Mr. O’Malley said he had to keep moving, and Mr. Dickens happily signed off with “take it easy.”
Next came Ernest Taylor, who thanked Mr. O’Malley for getting him off drugs through a government prison program. “Ah, good man,” Mr. O’Malley said. “Say that again. Give me a big hug.”
As Mr. O’Malley moved closer to the intersection, he defended Mayor Stephanie Rawlings-Blake against charges of not caring (“She does, I talked to her today”) and trumpeted his own administration’s “zero tolerance for police misconduct.” …
Ed Kilgore, at Washington Monthly, discussed the political wonkery related to the David Simon interview yesterday:
…[T]he basic idea is that in the pursuit of really impressive crime-fighting statistics (and O’Malley was and remains perhaps the country’s foremost advocate of data-driven police work), not to mention higher office, O’Malley radically pushed up arrest rates via mass arrests and “humblings” (minor status offense arrests) in high-crime areas even as the books were cooked to reduce the severity of reported crimes. The charge is sort of the equivalent of “teaching to the test;” I guess you could call it “arresting to the stats.”…
It’s a pretty deadly charge, one that suggests O’Malley’s successors have been making progress but still cannot overcome the poisons he introduced into the system. We haven’t heard O’Malley’s side of the argument, and there’s a history of bad blood between the two men (though they reportedly made up last year during an encounter in the bar car of the Acela).
But there’s more at stake in this argument than David Simon’s or even Martin O’Malley’s reputation. The whole point of the kind of data-driven resource deployment—not just for police, but for virtually every other domestic government function—O’Malley’s made his signature (as you can read about in Haley Edwards’s profile of him at WaMo in 2013) is to promote transparency and to give everyone a common frame of reference for discussing what to do and not to do at the policy level. If, however, the inputs are artificial, much less “cooked,” the outputs are as well, and the whole exercise is a hoax. So it matters a great deal whether David Simon knows what he’s talking about, as inevitably, policymakers in other cities look at how to make “community policing” more than an empty slogan.
One reason mayors, even more than governors, are handicapped in presidential sweeps is that they’re held responsible for every tragedy during their tenure — senators can opine that mistakes were made or gesture at the guys in the opposing party.

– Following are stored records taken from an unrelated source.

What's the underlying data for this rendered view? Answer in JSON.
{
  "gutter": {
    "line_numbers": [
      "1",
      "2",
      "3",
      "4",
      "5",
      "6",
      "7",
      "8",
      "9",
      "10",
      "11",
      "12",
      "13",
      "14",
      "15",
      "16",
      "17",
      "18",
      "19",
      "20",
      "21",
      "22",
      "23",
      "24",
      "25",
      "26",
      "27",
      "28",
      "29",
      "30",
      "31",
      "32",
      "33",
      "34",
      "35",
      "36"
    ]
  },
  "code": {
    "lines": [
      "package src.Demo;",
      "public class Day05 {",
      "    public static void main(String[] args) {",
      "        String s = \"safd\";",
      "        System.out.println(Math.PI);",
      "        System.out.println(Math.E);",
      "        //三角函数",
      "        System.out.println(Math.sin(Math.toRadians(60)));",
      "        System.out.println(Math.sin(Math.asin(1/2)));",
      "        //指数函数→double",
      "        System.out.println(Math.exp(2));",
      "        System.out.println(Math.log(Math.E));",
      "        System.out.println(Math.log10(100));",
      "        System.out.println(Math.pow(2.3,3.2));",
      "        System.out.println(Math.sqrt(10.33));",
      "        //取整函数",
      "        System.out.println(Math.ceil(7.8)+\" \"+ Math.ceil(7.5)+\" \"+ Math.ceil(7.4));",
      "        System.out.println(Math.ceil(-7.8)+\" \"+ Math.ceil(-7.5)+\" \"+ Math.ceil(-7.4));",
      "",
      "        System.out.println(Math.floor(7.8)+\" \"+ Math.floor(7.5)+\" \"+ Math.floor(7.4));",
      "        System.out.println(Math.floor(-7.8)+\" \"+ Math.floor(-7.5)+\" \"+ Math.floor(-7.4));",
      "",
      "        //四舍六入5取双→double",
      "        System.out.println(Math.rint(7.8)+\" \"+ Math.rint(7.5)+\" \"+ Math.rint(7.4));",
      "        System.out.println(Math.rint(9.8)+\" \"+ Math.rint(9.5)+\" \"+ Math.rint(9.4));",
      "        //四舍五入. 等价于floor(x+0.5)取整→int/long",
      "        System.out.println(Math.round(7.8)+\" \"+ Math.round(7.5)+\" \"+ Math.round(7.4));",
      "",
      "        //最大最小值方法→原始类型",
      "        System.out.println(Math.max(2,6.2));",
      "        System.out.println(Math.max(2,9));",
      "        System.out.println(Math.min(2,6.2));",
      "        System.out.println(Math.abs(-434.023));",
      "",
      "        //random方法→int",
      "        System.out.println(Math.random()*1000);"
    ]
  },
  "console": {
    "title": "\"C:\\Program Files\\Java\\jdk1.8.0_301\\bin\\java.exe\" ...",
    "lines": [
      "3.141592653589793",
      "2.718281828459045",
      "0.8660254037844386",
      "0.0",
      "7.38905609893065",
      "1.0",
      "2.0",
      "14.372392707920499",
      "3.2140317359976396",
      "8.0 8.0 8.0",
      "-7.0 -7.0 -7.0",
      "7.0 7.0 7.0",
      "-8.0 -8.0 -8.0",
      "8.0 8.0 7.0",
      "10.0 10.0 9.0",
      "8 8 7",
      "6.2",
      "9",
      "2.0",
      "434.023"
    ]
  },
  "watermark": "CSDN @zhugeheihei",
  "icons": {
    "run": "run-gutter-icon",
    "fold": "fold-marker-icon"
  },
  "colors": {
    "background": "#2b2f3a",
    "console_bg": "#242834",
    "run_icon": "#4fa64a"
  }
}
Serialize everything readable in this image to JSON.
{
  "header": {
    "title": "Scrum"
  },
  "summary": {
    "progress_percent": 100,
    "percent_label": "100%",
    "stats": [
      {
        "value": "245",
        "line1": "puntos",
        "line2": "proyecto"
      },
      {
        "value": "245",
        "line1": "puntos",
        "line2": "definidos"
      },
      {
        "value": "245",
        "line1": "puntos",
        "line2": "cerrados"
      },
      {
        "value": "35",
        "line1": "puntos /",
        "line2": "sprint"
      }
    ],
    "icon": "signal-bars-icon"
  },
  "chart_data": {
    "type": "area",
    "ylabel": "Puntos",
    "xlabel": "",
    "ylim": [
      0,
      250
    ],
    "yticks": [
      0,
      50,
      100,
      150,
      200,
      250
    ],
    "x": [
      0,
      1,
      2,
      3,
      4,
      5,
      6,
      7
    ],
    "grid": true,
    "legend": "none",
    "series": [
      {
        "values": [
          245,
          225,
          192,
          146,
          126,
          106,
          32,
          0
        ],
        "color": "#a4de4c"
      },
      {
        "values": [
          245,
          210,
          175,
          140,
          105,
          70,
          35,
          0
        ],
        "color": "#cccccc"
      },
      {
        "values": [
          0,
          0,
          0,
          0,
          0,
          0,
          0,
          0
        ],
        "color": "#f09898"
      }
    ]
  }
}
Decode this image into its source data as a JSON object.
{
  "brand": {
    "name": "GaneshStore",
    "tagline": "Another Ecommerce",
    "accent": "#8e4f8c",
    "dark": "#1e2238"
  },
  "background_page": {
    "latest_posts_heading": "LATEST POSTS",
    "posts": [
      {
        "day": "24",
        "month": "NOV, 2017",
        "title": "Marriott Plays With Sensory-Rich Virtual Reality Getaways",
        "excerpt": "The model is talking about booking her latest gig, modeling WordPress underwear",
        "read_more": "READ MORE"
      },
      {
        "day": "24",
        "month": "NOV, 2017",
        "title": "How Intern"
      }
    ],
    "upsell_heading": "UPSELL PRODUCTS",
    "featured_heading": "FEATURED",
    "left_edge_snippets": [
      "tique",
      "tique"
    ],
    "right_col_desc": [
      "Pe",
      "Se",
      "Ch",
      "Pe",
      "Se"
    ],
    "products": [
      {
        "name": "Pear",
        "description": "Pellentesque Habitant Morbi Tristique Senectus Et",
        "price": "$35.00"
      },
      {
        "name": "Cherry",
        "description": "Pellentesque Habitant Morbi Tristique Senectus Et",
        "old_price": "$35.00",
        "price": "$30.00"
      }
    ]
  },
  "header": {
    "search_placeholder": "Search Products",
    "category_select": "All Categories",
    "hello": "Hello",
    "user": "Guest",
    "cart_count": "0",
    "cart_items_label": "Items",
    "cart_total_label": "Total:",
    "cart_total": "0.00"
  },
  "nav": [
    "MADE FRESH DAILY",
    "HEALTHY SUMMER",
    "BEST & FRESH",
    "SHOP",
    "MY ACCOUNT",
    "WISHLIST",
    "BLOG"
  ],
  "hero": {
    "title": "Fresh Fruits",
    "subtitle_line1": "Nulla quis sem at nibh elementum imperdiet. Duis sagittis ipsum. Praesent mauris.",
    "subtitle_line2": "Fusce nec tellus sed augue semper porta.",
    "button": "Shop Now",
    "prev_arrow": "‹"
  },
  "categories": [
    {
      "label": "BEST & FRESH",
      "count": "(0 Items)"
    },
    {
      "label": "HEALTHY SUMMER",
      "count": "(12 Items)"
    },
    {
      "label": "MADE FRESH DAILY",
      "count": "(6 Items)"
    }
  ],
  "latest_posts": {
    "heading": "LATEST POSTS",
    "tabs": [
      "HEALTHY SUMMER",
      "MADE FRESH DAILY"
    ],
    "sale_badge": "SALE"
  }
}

In one sense, for horse-race journalists who prefer to ignore mundane issues like poor people of color being targeted by corrupt law enforcement, it’s bad for O’Malley’s nascent campaign that Freddie Gray’s death should happen so soon after he announced it. But we’ll soon hear pundits expounding that all this will blow over by Labor Day. From the Bloomberg Politics article at the top:
… Stephen Kearney, who worked as O’Malley’s director of policy and communications, said in an interview that while several factors contributed to a drop Baltimore’s drop in crime “government has a responsibility to make a difference where it can, and during [O’Malley’s] administration that included better policing, but also policing the police, increasing drug treatment, and making sure there’s better opportunity for kids. And all those factors worked together in Baltimore’s crime reduction.”
“There was a great demand in Baltimore in 1999 to do something about conditions that people did not want to live with and could not live with,” Kearney said. “At the time there was an increase in arrests in Baltimore and many other cities as police and communities tackled these problems. And as violent crime was reduced arrests also declined.”…